Carry out a fair selection process

Employers commonly use a selection matrix to ensure that a fair selection process is carried out; common criteria used by employers include skills, performance and disciplinary records. An objective view should always be taken when measuring employee scores against such criteria and the lowest scores should be selected for redundancy. It is also worth remembering that employees with less than two years’ service cannot claim unfair redundancy so employers may want to bear this in mind, albeit they must be careful not to inadvertently open themselves up to claims of discrimination, for example if an employee with less than two years’ service is pregnant.

Consider alternatives to redundancy

Whilst this is not an absolute necessity, it is good practice for employers to always consider ways to avoid redundancy. There are a number of cost-saving measures which employers should explore such as reducing overtime, cutting wages or removing discretionary benefits.

Hold consultation meetings

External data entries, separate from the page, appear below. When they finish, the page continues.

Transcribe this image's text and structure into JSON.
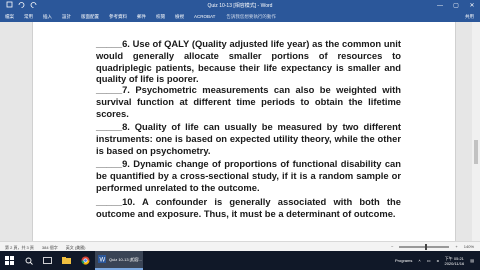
{
  "window": {
    "title": "Quiz 10-13 [相容模式] - Word",
    "controls": {
      "minimize": "—",
      "maximize": "▢",
      "close": "✕"
    }
  },
  "ribbon": {
    "tabs": [
      "檔案",
      "常用",
      "插入",
      "設計",
      "版面配置",
      "參考資料",
      "郵件",
      "校閱",
      "檢視",
      "ACROBAT"
    ],
    "tell_me": "告訴我您想要執行的動作",
    "share": "共用"
  },
  "document": {
    "paragraphs": [
      {
        "blank": "_____",
        "text": "6. Use of QALY (Quality adjusted life year) as the common unit would generally allocate smaller portions of resources to quadriplegic patients, because their life expectancy is smaller and quality of life is poorer."
      },
      {
        "blank": "_____",
        "text": "7. Psychometric measurements can also be weighted with survival function at different time periods to obtain the lifetime scores."
      },
      {
        "blank": "_____",
        "text": "8. Quality of life can usually be measured by two different instruments: one is based on expected utility theory, while the other is based on psychometry."
      },
      {
        "blank": "_____",
        "text": "9. Dynamic change of proportions of functional disability can be quantified by a cross-sectional study, if it is a random sample or performed unrelated to the outcome."
      },
      {
        "blank": "_____",
        "text": "10. A confounder is generally associated with both the outcome and exposure. Thus, it must be a determinant of outcome."
      }
    ]
  },
  "status": {
    "page": "第 2 頁，共 3 頁",
    "words": "384 個字",
    "language": "英文 (美國)",
    "zoom": "140%"
  },
  "taskbar": {
    "active_app": "Quiz 10-13 [相容...",
    "tray_label": "Programs",
    "time": "下午 05:21",
    "date": "2020/11/16"
  }
}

Within the consultation period, employers should hold individual and collective consultation meetings with their employees. These meetings would be an opportunity for the employer to explain in detail their reasons for coming to this decision and, conversely, an opportunity for the employee to question, challenge or comment upon the decision or the process in reaching the decision. Employees should be open to agreeing changes to their roles or indeed offering up their own suggestions to make the process easier. These consultation meetings should be kept confidential at all times and a record of these meetings should be sent to the employee, setting out what was discussed. There may be specific requirements for your situation, so it would be prudent to seek legal advice as soon as possible to ensure you are following a fair procedure.

Issue notices of dismissal

Where, at the end of the consultation period and after the employer has considered all comments and suggestions and have explored all ways to avoid redundancy, a letter must be sent to the selected employee with notice of the dismissal. This letter should set out the process that was followed, as well as confirmation of any entitlements such as notice pay, holiday pay, etc. The letter should also offer the employee an opportunity to appeal the decision, together with information on how to make that appeal.

If it is appropriate, a draft settlement agreement should be given to the employee which sets out the principal terms of the offer in relation to the redundancy. Employees will require independent legal advice on this agreement in order for the waiver of their rights to become legally enforceable, the fee for which is generally contributed by the employer. Where legal advice is not obtained, there are instances where an unhappy employee could still attempt to bring a claim against the employer notwithstanding having signed the agreement.

As an employer, the key things to remember when carrying out a redundancy procedure is to always keep your employees informed and updated with the process, and ensure that you have a good reason for making redundancies. This would serve to minimise, insofar as possible in what is already a difficult situation, the risk of employment claims arising. Employees should challenge anything that they do not understand or agree with, whilst keeping an open mind to options which may be offered by the employer. As can be seen, it is important that a fair and proper procedure is followed in order to minimise the risk of potential claims being made against an employer.

If you have any queries or if you are currently involved in a redundancy situation, A City Law Firm would be delighted to assist you.